Frank Gardner: Aslan, Ilford, Essex, UK says: Do you think that you personally, as an Islamic scholar, have you changed in your opinions post September 11th and if so how?

Hamza Yusuf: I think things have crystallised for me. First of all, I'm a western person and I was raised in the West and I was raised in what probably would be called a liberal progressive background - those filters are there. So I come into Islam with those filters. The idea that I can simply remove those psychic filters from my mind it's impossible. So I'm always going to have my background as part of what's affecting me. I think the same is true for Muslims in the Middle East. So we do have differing views. But we need to listen to each other.
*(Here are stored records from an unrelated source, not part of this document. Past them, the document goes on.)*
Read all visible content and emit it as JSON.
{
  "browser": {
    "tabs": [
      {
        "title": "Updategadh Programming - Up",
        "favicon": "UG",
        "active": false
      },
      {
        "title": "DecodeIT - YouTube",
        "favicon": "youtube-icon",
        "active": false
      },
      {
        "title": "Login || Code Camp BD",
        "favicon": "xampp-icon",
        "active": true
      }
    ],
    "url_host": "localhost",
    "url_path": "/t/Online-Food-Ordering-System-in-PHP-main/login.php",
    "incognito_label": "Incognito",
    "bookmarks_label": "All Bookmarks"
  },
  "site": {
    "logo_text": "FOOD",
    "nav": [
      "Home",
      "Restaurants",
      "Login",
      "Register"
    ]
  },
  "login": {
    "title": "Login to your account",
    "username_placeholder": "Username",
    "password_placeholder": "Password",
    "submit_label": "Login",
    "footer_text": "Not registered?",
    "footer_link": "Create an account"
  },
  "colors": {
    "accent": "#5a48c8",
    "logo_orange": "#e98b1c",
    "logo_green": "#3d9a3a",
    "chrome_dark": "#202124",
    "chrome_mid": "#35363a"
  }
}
So I feel that my views have crystallised in a sense. I was moving towards a lot of what I'm talking about now prior to 9/11. People can see that who've followed my talks and the things that I wrote just prior to 9/11 in fact.

Frank Gardner: Final e-mail here from Deasy B.Sanitioso, Indonesia who says: We are living in peace with our non-Muslim relatives, friends and neighbours in Indonesia; they should come and see. I disagree with him on that - there's been a lot violence perpetrated in the name of religion there. But anyhow he says, how can we explain that Islam is peace?

Hamza Yusuf: I think Islam is submission - it's not really peace, it's submission and the idea that peace comes from the submission to God. The idea also is that people have a right to choose for themselves and that's very clear in the Koran - there's no coercion in this religion. So people need to choose for themselves. What is clear historically is that the Muslims have been able to live with conviviality with other peoples and in many ways the pre-modern Muslims are a testimony to extraordinary human qualities that Islam engenders in people. So the tolerance of the Muslim world is a historical fact and I think it can be enhanced even because certain things in the modern world have enhanced those understandings and that's where we have move to - to a greater understanding of listening to each other and recognising that the real enemies in the world are people that are making money off war. The people that are producing and manufacturing all these weapons and spreading them all over the world. Most human beings want to live in peace with each other. That's been my experience.

Frank Gardner: Shaykh Hamza thank you very much. Well sadly that's all we have time for today. I'd like to thank you all for joining us, and also thanks to our guest, Shaykh Hamza Yusuf. If you'd like to take part in more forums on Islam and the West then visit our website at Next week we'll be discussing women and Islam. Goodbye.